So, congratulations to François Hollande, who now has a parliamentary majority to back his own presidential mandate. Nice going.
The Economist notably described M Hollande, before his election, as "rather dangerous". I think the article tried to explain precisely what he was a danger to, but I must admit I didn't follow its logic. As far as I can tell, the "danger" is that France will fail to do the things The Economist thinks it should. That seems a rather egocentric definition.
The most salient feature of M Hollande's platform is his promise of punitive taxes on the rich. This is a policy that serious publications (like The Economist) - which, incidentally, tend to be owned by very rich people - have been telling us for decades is a formula for disaster. This wisdom has gone unchallenged for the best part of 25 years: every major country has steadily cut its top marginal tax rate, and enjoyed the "growth" that followed. In 2010 Britain bucked the trend gently, only to change its mind almost immediately. Now, if M Hollande keeps his promise, France will buck it much harder.
It's a test case. If the Serious Publications are right, France's economy should implode like a broken light bulb: rich people will flee the country, new businesses will fail to appear, established companies will stagnate and collapse, unemployment will rocket and M Hollande will be facing riots, revolt and the ascent of fascism, probably within two years.
On the other hand, it's possible none of that will happen. It's possible that the rich in France (who are historically accustomed to higher taxes than their peers in places like the UK, or New Zealand for that matter) will grin and bear it, or simply use tried and tested tax-avoidance methods to reduce the total burden to something they think is more reasonable.
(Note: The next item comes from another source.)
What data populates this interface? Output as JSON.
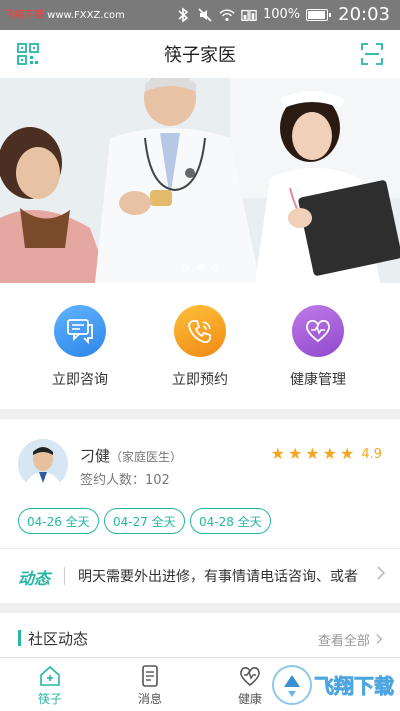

And then the economy will continue doing no worse than, say, Britain's or Italy's - but with less inequality.
Already the evidence for the received opinion - that low marginal tax rates stimulate growth - is shaky. America's tax cuts since 2000 signally failed either to create growth (except for the rich), or to increase the total tax take. Japan cut its top tax rate from 75% in 1979 to 50% in 1990, and was rewarded with a "lost decade". In Europe, highly-taxed Belgium, Denmark and Germany are, if not exactly going gangbusters, at least better off than their lower-taxed neighbours in Italy (and, one might mischievously add, Greece).
Here in Antipodea: in the late 1980s New Zealand and Australia were roughly at parity in terms of GDP per head. Then New Zealand slashed its top tax rate (Australia also cut its, but much more modestly), and since then the Australians have outpaced us steadily. Today, even after their (higher) taxes are deducted from their payroll, the average Australian takes home a substantial 30% more than the average Kiwi.
Okay, I'm cherrypicking data. Each country has its own story - Australia is propelled by Asian demands for its mining exports, Japan's long decline was more to do with demographics, the US's tax cuts were accompanied by a huge boom in government spending, and so on. But I think there is more than enough evidence to question the assumption that a high top marginal tax rate is necessarily and in itself bad for the economy.
So, what if M Hollande implements his policies and France doesn't implode? What if his gamble actually pays off?
The Economist could argue that he was merely delaying the inevitable. The same "inevitable", mind you, that successive French presidents have been staving off now for more than 30 years. That's a whole generation of French people for whom "the inevitable" has, in fact, been evited.